I had been to 43 North several times, including twice in Michigan at 84 West and 85 West, and twice on the South Dakota-Nebraska border at 101 West and 103 West. This was my first time to 86 West. After a 20 minute visit, an amusing movie and photographs, we set off for the campground. This time, we selected a more southerly route, which placed us back at the campground much more quickly by avoiding the wetland. We arrived at the campground with a round trip hiking and confluence time of 90 minutes with a distance of just over 2.5 kilometers. We had timed the hike just right, as the wind and rain were beginning to pick up. I changed my wet pants, socks, and shoes so that I would have something dry for my airline flight that afternoon to Colorado. We parted ways, thankful for our time together and hoping we could reunite at a latitude-longitude confluence again someday.


 All pictures
#1: Confluence site, looking northwest toward the Grand River.
#2: Brian Lehmkuhle, Joseph Kerski, and Michael Lehmkuhle don festive hats to mark their arrival 43 N 86 W.
#3: GPS reading at the confluence on a warm November morning.
#4: Starting point for confluence trek from the campground.
#5: Ground cover at the confluence site.
#6: View to the west from the confluence.
#7: View to the south from the confluence.
#8: View to the east from the confluence.
#9: View to the north from the confluence.

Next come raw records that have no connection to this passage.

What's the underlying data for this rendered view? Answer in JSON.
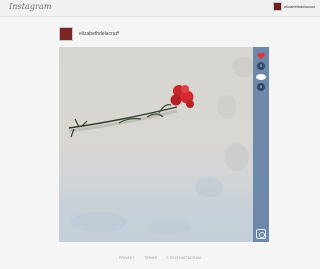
{
  "app": {
    "logo_text": "Instagram"
  },
  "topbar": {
    "username": "elizabethdelacruz"
  },
  "post": {
    "username": "elizabethdelacruz",
    "menu_caret": "▾",
    "like_count": "0",
    "comment_count": "0"
  },
  "footer": {
    "privacy": "PRIVACY",
    "terms": "TERMS",
    "copyright": "© 2013 INSTAGRAM"
  }
}
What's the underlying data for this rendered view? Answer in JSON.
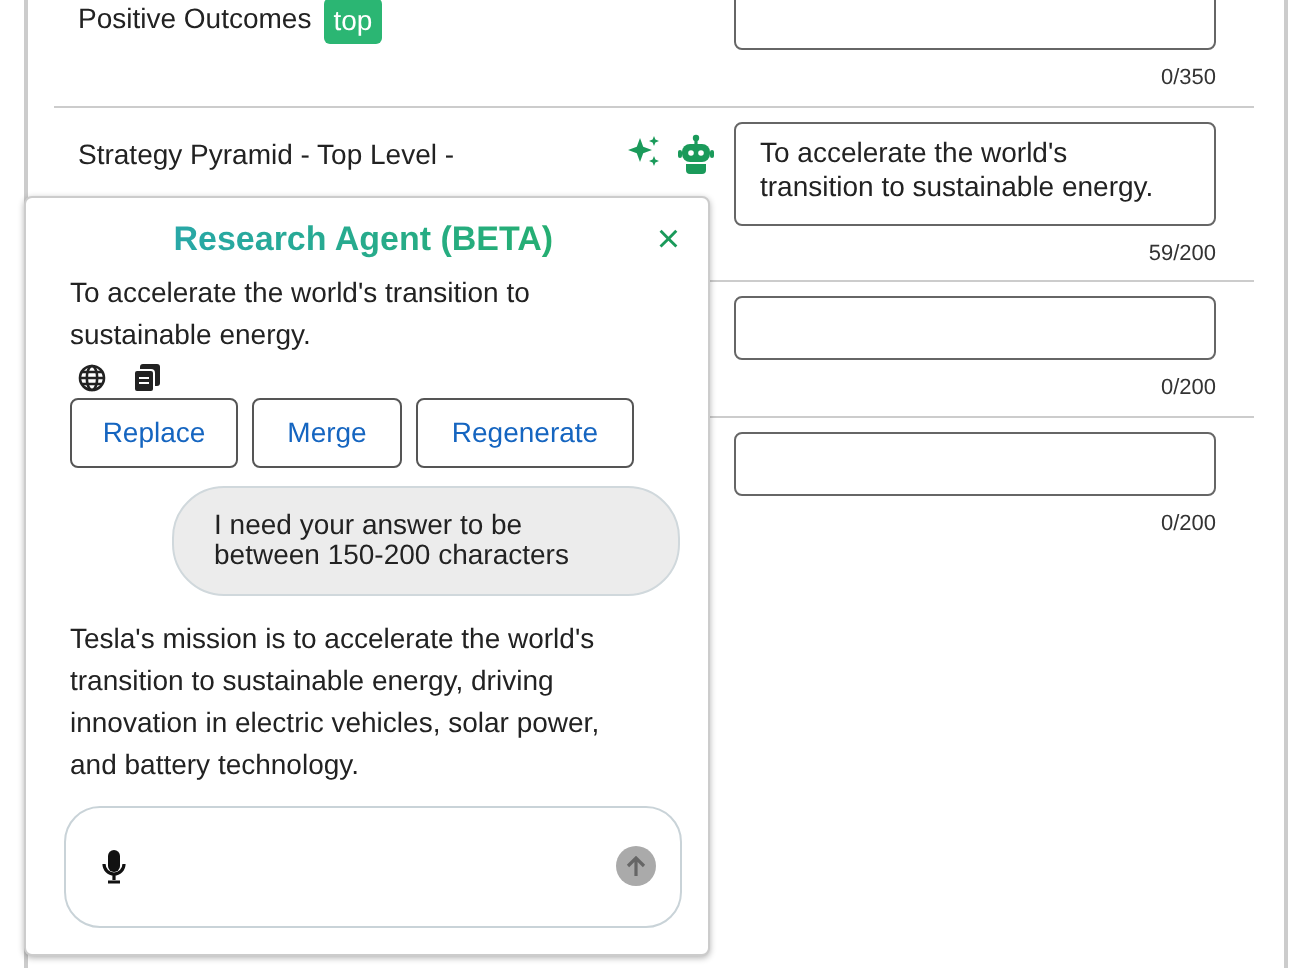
{
  "rows": [
    {
      "kind": "plain",
      "label": "Positive Outcomes",
      "badge": "top",
      "value": "",
      "counter": "0/350"
    },
    {
      "kind": "assisted",
      "label": "Strategy Pyramid - Top Level -",
      "value": "To accelerate the world's transition to sustainable energy.",
      "counter": "59/200"
    },
    {
      "kind": "plain",
      "value": "",
      "counter": "0/200"
    },
    {
      "kind": "plain",
      "value": "",
      "counter": "0/200"
    }
  ],
  "agent": {
    "title": "Research Agent (BETA)",
    "close": "×",
    "suggestion": "To accelerate the world's transition to sustainable energy.",
    "actions": [
      "Replace",
      "Merge",
      "Regenerate"
    ],
    "messages": [
      {
        "kind": "bubble",
        "text": "I need your answer to be between 150-200 characters"
      },
      {
        "kind": "reply",
        "text": "Tesla's mission is to accelerate the world's transition to sustainable energy, driving innovation in electric vehicles, solar power, and battery technology."
      }
    ]
  }
}
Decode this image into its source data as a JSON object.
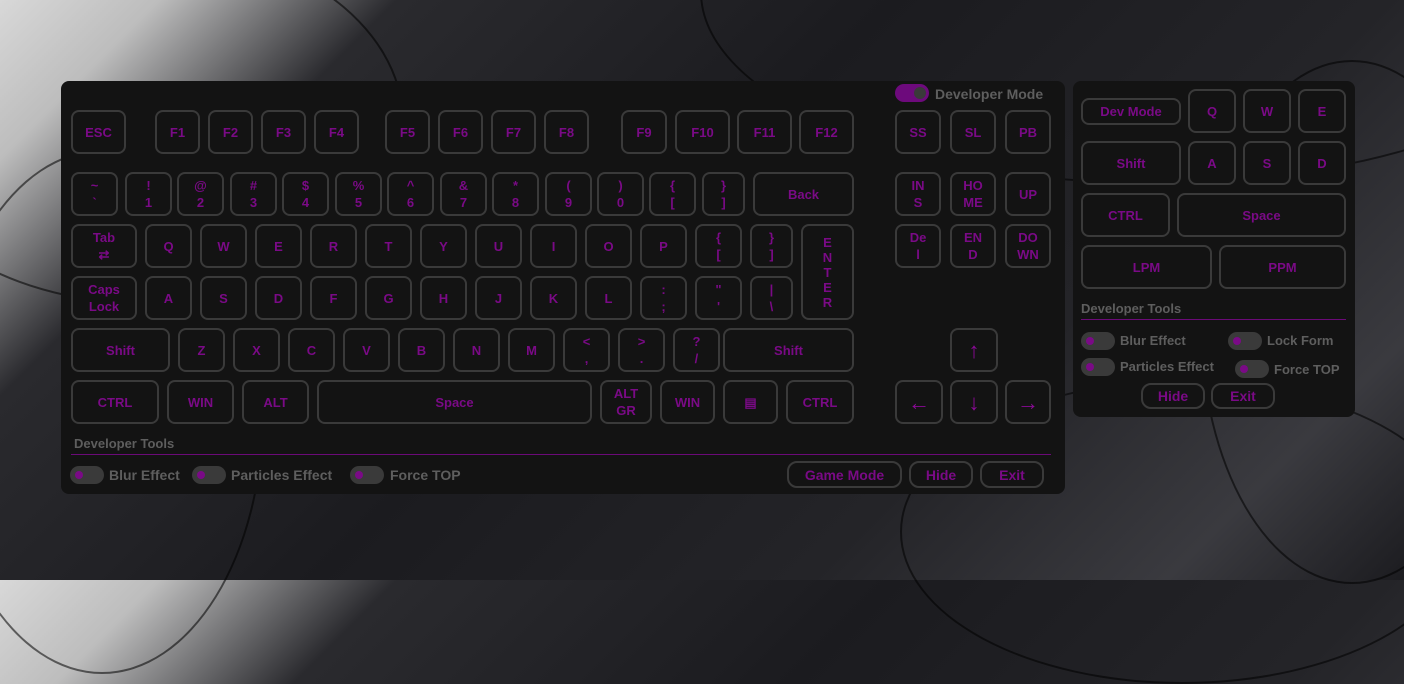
{
  "main": {
    "dev_mode_label": "Developer Mode",
    "keys": {
      "esc": "ESC",
      "f1": "F1",
      "f2": "F2",
      "f3": "F3",
      "f4": "F4",
      "f5": "F5",
      "f6": "F6",
      "f7": "F7",
      "f8": "F8",
      "f9": "F9",
      "f10": "F10",
      "f11": "F11",
      "f12": "F12",
      "ss": "SS",
      "sl": "SL",
      "pb": "PB",
      "tilde": "~\n`",
      "n1": "!\n1",
      "n2": "@\n2",
      "n3": "#\n3",
      "n4": "$\n4",
      "n5": "%\n5",
      "n6": "^\n6",
      "n7": "&\n7",
      "n8": "*\n8",
      "n9": "(\n9",
      "n0": ")\n0",
      "lbrace": "{\n[",
      "rbrace": "}\n]",
      "back": "Back",
      "ins": "IN\nS",
      "home": "HO\nME",
      "up_page": "UP",
      "tab": "Tab\n⇄",
      "q": "Q",
      "w": "W",
      "e": "E",
      "r": "R",
      "t": "T",
      "y": "Y",
      "u": "U",
      "i": "I",
      "o": "O",
      "p": "P",
      "lbrack": "{\n[",
      "rbrack": "}\n]",
      "enter": "E\nN\nT\nE\nR",
      "del": "De\nl",
      "end": "EN\nD",
      "down_page": "DO\nWN",
      "caps": "Caps\nLock",
      "a": "A",
      "s": "S",
      "d": "D",
      "f": "F",
      "g": "G",
      "h": "H",
      "j": "J",
      "k": "K",
      "l": "L",
      "semicolon": ":\n;",
      "quote": "\"\n'",
      "pipe": "|\n\\",
      "lshift": "Shift",
      "z": "Z",
      "x": "X",
      "c": "C",
      "v": "V",
      "b": "B",
      "n": "N",
      "m": "M",
      "comma": "<\n,",
      "period": ">\n.",
      "slash": "?\n/",
      "rshift": "Shift",
      "lctrl": "CTRL",
      "lwin": "WIN",
      "lalt": "ALT",
      "space": "Space",
      "altgr": "ALT\nGR",
      "rwin": "WIN",
      "menu": "▤",
      "rctrl": "CTRL",
      "arrow_up": "↑",
      "arrow_left": "←",
      "arrow_down": "↓",
      "arrow_right": "→"
    },
    "dev_tools_label": "Developer Tools",
    "toggles": {
      "blur": "Blur Effect",
      "particles": "Particles Effect",
      "force_top": "Force TOP"
    },
    "buttons": {
      "game_mode": "Game Mode",
      "hide": "Hide",
      "exit": "Exit"
    }
  },
  "side": {
    "keys": {
      "dev_mode": "Dev Mode",
      "q": "Q",
      "w": "W",
      "e": "E",
      "shift": "Shift",
      "a": "A",
      "s": "S",
      "d": "D",
      "ctrl": "CTRL",
      "space": "Space",
      "lpm": "LPM",
      "ppm": "PPM"
    },
    "dev_tools_label": "Developer Tools",
    "toggles": {
      "blur": "Blur Effect",
      "lock_form": "Lock Form",
      "particles": "Particles Effect",
      "force_top": "Force TOP"
    },
    "buttons": {
      "hide": "Hide",
      "exit": "Exit"
    }
  },
  "colors": {
    "accent": "#7a0a86",
    "panel": "#131313",
    "key_border": "#3a3a3a",
    "label": "#5e5e5e"
  }
}
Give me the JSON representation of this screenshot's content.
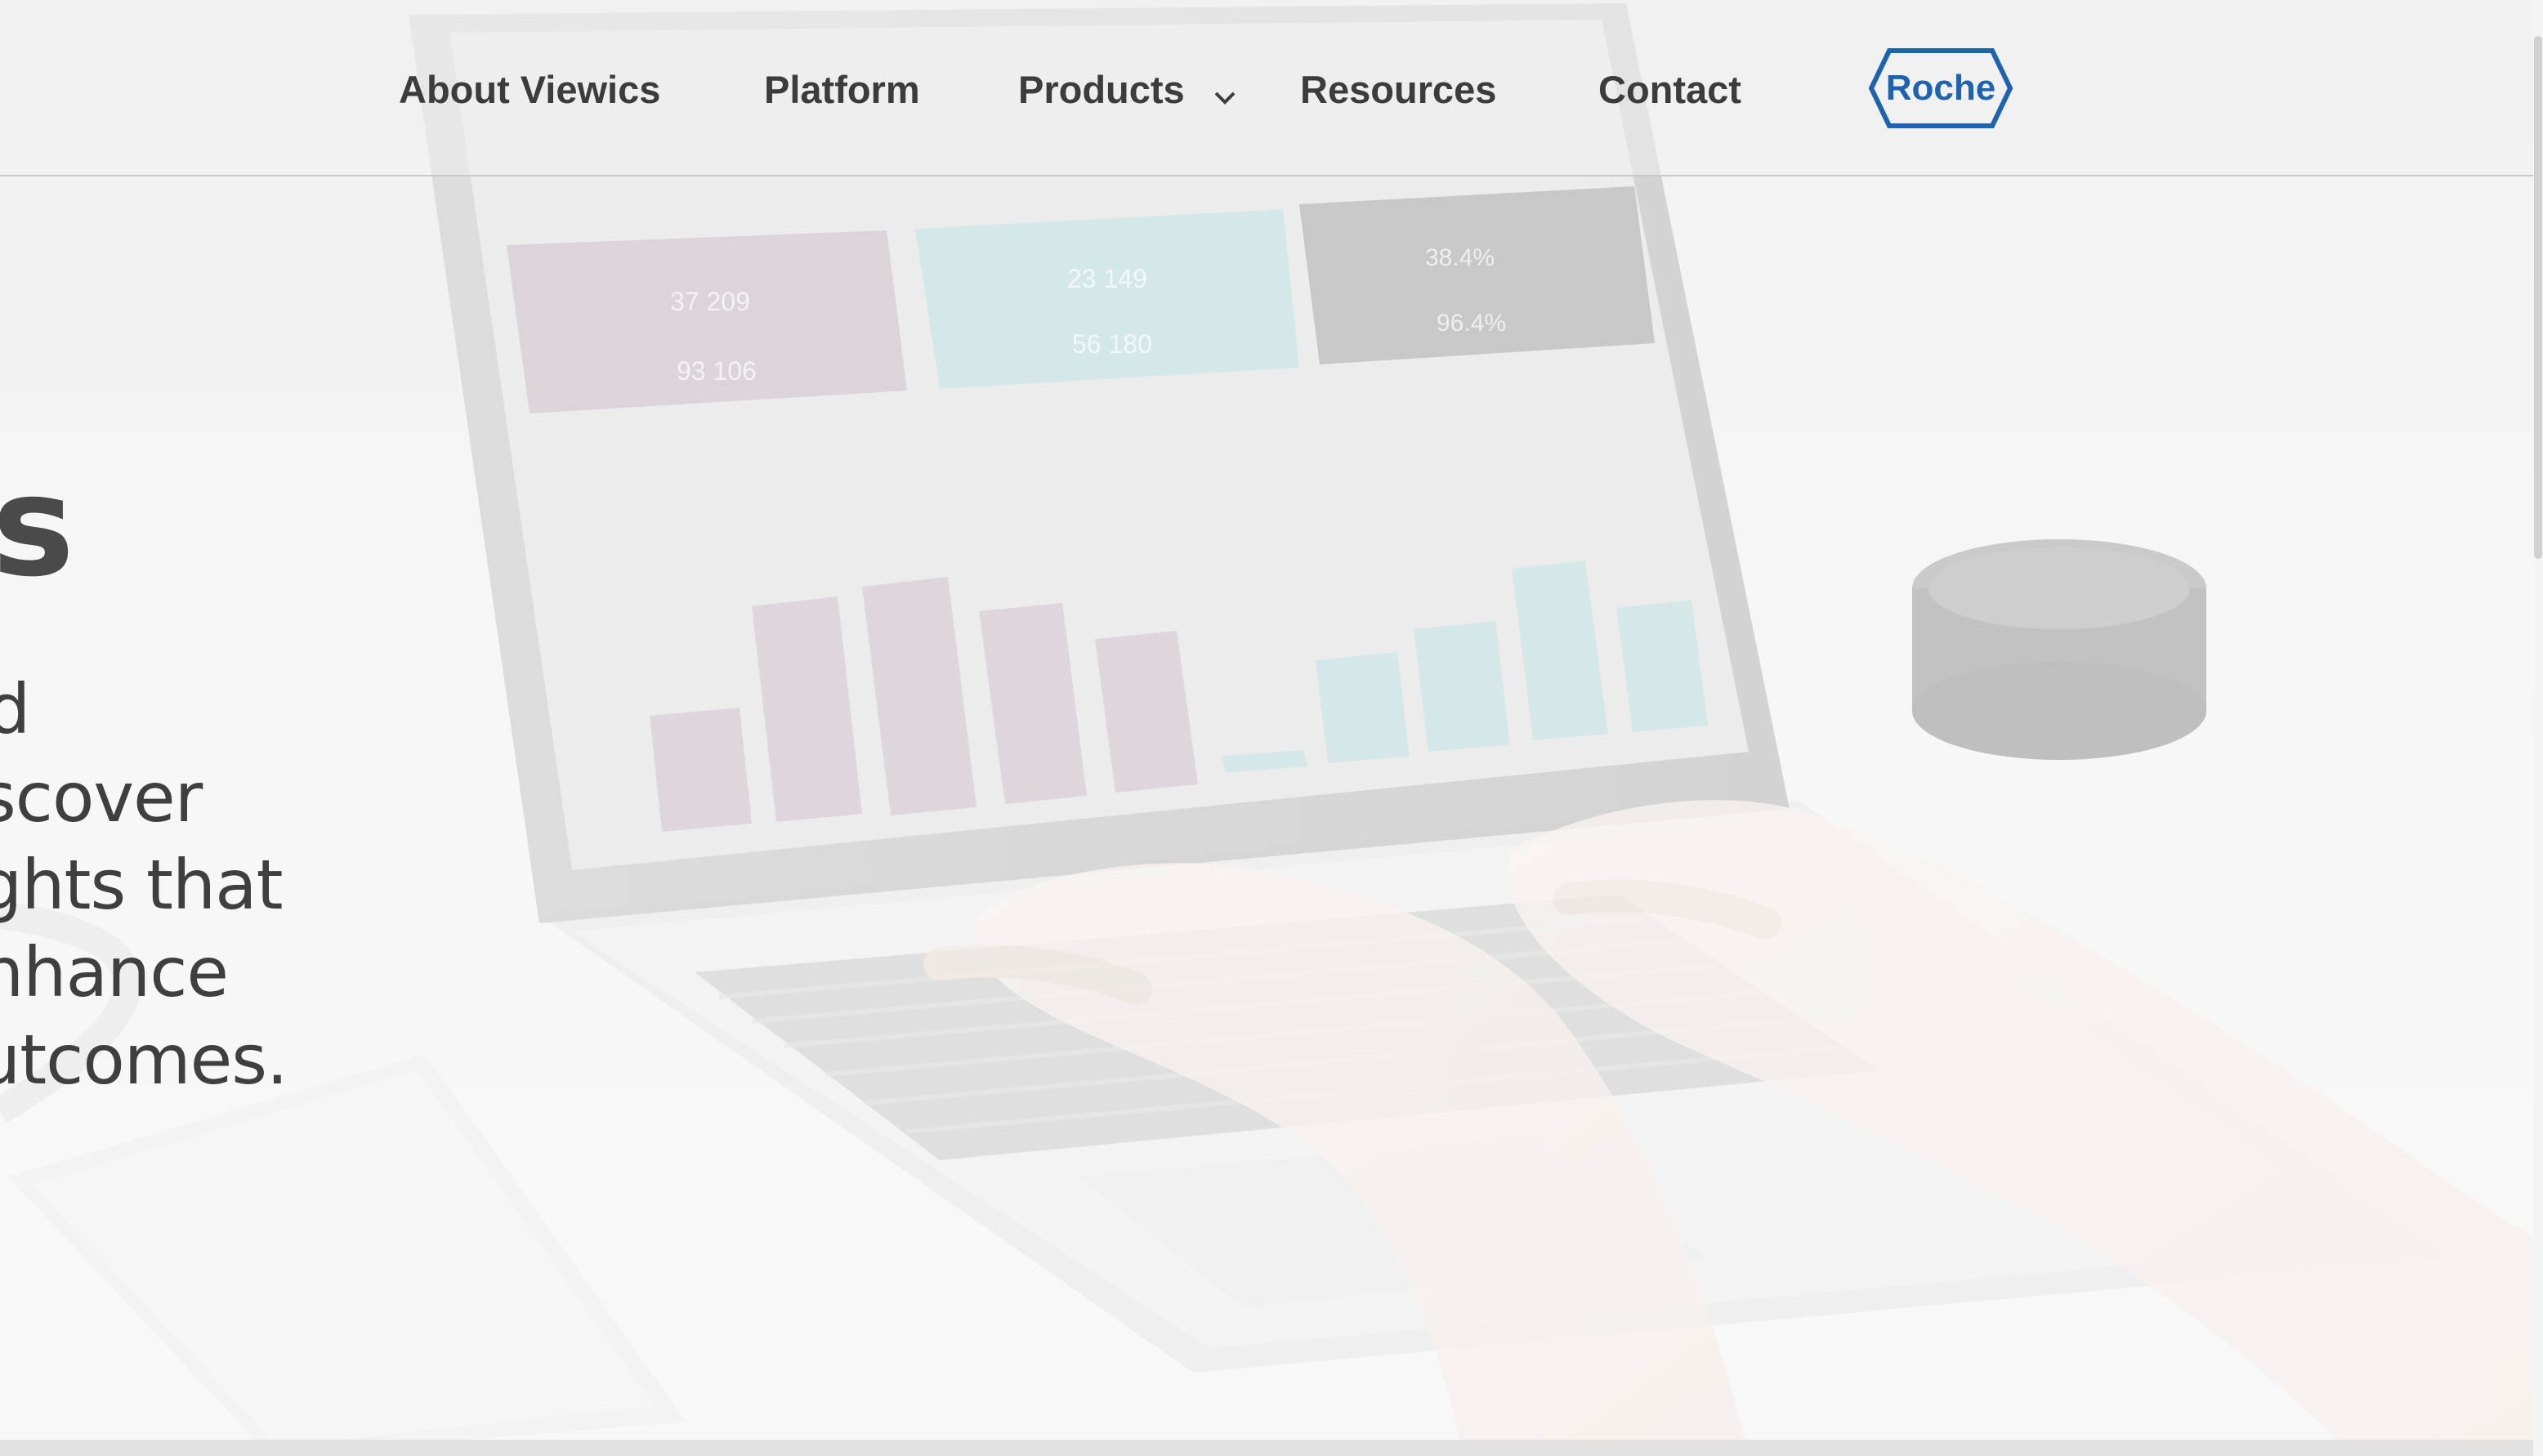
{
  "nav": {
    "items": [
      {
        "label": "About Viewics"
      },
      {
        "label": "Platform"
      },
      {
        "label": "Products"
      },
      {
        "label": "Resources"
      },
      {
        "label": "Contact"
      }
    ],
    "logo_text": "Roche"
  },
  "hero": {
    "heading": "s",
    "lines": [
      "d",
      "scover",
      "ghts that",
      "nhance",
      "utcomes."
    ]
  },
  "colors": {
    "nav_text": "#3c3c3c",
    "logo_blue": "#1e63b0",
    "bar_purple": "#c9b4c6",
    "bar_teal": "#bcdfe2",
    "card_dark": "#8f8f8f"
  }
}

#10: 360-degree panoramic movie with sound filmed from the confluence (MPG format).
ALL: All pictures on one page (broadband access recommended)